* _Goal of the exercise_: All lines of the material below that include the string "Weather" are to be copied.

────────

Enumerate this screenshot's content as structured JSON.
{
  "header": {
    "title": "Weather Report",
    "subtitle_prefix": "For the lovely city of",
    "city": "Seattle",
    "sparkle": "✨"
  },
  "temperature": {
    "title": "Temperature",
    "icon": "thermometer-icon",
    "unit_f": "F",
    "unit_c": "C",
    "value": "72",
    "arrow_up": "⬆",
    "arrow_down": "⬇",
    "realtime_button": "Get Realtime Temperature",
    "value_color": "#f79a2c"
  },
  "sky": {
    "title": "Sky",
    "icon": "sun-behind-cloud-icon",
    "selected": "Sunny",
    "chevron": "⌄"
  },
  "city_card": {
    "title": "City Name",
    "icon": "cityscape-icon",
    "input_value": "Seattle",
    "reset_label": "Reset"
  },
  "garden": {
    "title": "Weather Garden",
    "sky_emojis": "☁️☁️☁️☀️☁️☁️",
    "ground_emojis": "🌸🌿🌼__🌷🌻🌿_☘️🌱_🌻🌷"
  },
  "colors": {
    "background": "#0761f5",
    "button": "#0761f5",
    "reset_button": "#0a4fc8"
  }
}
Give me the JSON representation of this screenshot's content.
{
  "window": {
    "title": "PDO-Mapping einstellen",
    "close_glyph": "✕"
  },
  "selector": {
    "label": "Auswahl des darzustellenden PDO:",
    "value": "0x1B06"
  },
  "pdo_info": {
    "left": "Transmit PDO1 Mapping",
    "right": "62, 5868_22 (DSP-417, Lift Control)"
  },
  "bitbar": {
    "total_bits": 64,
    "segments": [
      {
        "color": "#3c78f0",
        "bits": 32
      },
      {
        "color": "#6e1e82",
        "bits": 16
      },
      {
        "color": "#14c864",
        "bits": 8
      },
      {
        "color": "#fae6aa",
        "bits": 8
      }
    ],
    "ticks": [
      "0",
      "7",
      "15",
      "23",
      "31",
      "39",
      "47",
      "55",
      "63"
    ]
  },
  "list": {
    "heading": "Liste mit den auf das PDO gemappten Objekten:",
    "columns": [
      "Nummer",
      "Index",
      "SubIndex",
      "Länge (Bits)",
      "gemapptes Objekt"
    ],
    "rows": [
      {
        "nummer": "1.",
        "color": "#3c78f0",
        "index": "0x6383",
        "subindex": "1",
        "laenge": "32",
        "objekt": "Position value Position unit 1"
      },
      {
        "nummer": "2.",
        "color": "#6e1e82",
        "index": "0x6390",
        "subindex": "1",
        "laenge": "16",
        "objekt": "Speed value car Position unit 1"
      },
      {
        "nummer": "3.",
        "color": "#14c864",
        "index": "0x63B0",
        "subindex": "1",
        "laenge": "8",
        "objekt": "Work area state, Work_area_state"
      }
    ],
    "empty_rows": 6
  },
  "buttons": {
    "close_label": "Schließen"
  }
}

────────

* _Answer below_:
    "title": "Weather Report",
    "title": "Weather Garden",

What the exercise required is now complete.